### 300iq's blog

By 300iq, 4 weeks ago, ,

Hello everyone, this winter at Petrozavodsk was my third (Petrozavodsk) contest, now it is loaded on the gym.

Thanks to the testers MiFaFaOvO, ko_osaga, Radewoosh, ksun48, xiaowuc1, ainta, molamola., Endagorion, antontrygubO_o, tEMMIE.w.

• +204

 » 4 weeks ago, # |   +11 Thank you for your nice problem set, 300iq teacher! And could you provide the Editorial?
•  » » 4 weeks ago, # ^ |   +11 Sure! Added it to the blog.
 » 4 weeks ago, # |   +2 Whats the difficulty level? do you have editorials ?
 » 4 weeks ago, # |   +20 Wow, the English is really good in these problem statements!
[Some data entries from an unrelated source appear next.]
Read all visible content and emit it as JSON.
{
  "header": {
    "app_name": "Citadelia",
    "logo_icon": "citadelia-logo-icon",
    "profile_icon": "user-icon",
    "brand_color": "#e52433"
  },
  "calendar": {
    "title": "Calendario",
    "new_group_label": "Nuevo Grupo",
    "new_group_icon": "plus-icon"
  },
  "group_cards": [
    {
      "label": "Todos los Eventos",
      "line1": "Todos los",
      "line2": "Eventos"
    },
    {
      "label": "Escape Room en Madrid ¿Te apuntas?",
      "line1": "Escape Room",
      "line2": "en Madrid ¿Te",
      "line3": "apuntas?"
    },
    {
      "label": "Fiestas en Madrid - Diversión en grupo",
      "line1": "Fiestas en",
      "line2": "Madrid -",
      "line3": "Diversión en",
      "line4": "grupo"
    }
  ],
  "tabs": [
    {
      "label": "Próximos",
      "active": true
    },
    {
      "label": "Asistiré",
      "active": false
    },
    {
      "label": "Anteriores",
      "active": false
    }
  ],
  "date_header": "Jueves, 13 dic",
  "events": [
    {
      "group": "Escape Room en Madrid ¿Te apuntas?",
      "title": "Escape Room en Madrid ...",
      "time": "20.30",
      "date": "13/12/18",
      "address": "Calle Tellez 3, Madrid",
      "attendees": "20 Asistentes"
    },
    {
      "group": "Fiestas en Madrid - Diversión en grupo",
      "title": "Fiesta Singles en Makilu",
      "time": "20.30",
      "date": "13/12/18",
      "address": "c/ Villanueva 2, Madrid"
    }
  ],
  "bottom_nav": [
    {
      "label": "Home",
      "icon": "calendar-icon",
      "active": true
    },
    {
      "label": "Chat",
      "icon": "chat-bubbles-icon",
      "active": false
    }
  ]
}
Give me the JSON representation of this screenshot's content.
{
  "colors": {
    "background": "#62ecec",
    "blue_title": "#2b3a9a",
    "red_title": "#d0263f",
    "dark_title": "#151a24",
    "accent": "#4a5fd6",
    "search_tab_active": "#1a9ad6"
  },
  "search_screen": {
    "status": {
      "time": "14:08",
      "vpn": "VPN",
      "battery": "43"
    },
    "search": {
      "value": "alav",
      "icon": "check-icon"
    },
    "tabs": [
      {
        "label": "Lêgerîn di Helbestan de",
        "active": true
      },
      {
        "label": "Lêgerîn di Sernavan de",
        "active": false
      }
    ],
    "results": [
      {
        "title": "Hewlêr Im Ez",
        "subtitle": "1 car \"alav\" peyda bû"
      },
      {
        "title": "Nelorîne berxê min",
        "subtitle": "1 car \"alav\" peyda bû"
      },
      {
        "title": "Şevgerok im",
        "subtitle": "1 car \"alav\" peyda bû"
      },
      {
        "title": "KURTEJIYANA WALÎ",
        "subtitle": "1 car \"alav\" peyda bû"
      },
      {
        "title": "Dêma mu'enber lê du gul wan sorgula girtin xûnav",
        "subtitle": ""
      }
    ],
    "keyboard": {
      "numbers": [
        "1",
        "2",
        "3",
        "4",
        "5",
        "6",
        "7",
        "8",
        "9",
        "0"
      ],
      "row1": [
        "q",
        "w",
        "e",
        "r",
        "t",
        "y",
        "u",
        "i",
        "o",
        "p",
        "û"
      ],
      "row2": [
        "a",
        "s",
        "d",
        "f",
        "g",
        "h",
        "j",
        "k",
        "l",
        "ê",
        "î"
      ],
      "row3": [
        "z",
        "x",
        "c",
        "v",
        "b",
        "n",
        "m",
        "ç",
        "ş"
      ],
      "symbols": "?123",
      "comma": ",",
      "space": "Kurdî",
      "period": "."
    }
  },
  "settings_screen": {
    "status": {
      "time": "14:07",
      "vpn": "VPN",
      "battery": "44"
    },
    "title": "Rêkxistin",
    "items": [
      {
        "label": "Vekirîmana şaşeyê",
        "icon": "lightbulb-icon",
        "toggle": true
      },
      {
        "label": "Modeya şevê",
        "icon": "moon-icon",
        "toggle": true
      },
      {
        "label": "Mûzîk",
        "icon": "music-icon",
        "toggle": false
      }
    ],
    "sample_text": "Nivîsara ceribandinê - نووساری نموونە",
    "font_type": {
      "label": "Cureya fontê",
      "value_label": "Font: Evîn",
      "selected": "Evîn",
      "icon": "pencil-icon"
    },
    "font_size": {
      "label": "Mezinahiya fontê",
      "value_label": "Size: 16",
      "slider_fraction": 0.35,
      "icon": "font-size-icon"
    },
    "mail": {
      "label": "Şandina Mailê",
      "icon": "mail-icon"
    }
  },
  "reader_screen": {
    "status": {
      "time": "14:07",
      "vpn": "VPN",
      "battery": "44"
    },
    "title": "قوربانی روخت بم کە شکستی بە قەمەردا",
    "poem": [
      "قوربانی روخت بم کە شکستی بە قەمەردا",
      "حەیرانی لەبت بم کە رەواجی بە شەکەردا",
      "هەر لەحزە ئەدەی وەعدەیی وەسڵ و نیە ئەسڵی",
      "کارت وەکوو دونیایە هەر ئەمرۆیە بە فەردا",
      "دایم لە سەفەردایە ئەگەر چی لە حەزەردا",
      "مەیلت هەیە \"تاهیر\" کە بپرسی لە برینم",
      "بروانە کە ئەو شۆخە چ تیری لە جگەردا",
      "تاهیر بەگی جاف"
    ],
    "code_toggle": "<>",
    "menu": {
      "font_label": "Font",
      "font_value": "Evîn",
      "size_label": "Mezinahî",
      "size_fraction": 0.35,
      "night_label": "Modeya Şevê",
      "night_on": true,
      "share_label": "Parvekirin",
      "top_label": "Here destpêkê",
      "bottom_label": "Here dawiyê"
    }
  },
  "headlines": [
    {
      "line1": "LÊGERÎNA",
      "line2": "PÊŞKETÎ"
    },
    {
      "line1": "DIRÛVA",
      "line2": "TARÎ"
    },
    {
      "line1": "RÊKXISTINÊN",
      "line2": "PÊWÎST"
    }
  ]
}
Thanks a lot.
•  » » 4 weeks ago, # ^ |   +21 I have friends with good English skills ;)
•  » » » 4 weeks ago, # ^ |   +41 wtf how to be friend with 300iq
•  » » » » 4 weeks ago, # ^ |   +80 learn english
•  » » » » » 4 weeks ago, # ^ |   -9 hi sirs... my english not so good, is that why lgm and other codeforces competitor don't replied to me ?? thanks sirs for the help
•  » » » » » » 4 weeks ago, # ^ |   -9 i have the same problems too ... :(any tips?
•  » » » » » » » 4 weeks ago, # ^ |   +15 Hey, I don't have too much experience, but I've gotten a lot of success asking people for help with good grammar.Some other things that help are: 1.) A clearly defined problem. 2.) Some code (if applicable). 3.) An explanation of what you've done so far, and of your code (even if it's easy for you to read, it's not always easy).Also read this: https://codeforces.com/blog/entry/64993
 » 4 weeks ago, # |   +1 colors in the blog reminds me of something very related to me <3
 » 3 weeks ago, # | ← Rev. 2 →   +10 My pseudo-solution for EFirst until there are two equal elements erase both of them. Now if we are left with less than $50$ elements we can for each $x$ calculate $(a_1 \mod x) \oplus (a_2 \mod x) \oplus \ldots \oplus (a_k \mod x)$ directly and check if it equals 0.If not we compute prefix xors, to be able to compute in constant time parity of numbers in any interval. Now for each $x$ we iterate over all bits $b$ such that $2^b \geq x$ in decreasing order and for each we want to know parity of count of numbers such, that $b$-th bit is set in $a_i \mod (x + 1)$. To do this we can run through all intervals $[l, r) = [a(x + 1), (a + 1)(x + 1))$ and in each of them set of numbers with $b$-th bit set is exactly $[l + b, l + 2b), [l + 3b, l + 4b), \ldots, [l + (2k+1)b, r)$, which is $1$ interval on first run with largest possible $b$ at most $2$ on second, $4$ on third etc. Now since $k$ is large, the function $(a_1 \mod x) \oplus (a_2 \mod x) \oplus \ldots \oplus (a_k \mod x)$ looks random, so on average the first run will happen for each $x$, second for half of them, third for one fourth, and so on, which adds to total $O(n \log ^2 n)$Except it's bullshit, because for example if after erasing numbers we are left with integers from $[4\cdot 10^5, 5\cdot 10^5)$ if we pick $x$ such that $2x \leq 4\cdot 10^5, 3x > 5\cdot 10^5$, we're left with numbers from $[4\cdot 10^5 - 2x, 5\cdot 10^5 - 2x)$, which is sequence of consecutive numbers of length divisible by $4$, least of which is even, so since $2x \oplus (2x + 1) \oplus (2x + 2) \oplus (2x + 3) = 0$ their xor is $0$, so my solution will run through all iterations for all such $x$-es and will take total of $O(n^2)$.Fortunately there were only random testcases, so reasoning based on randomness of function $(a_1 \mod x) \oplus (a_2 \mod x) \oplus \ldots \oplus (a_k \mod x)$ holds.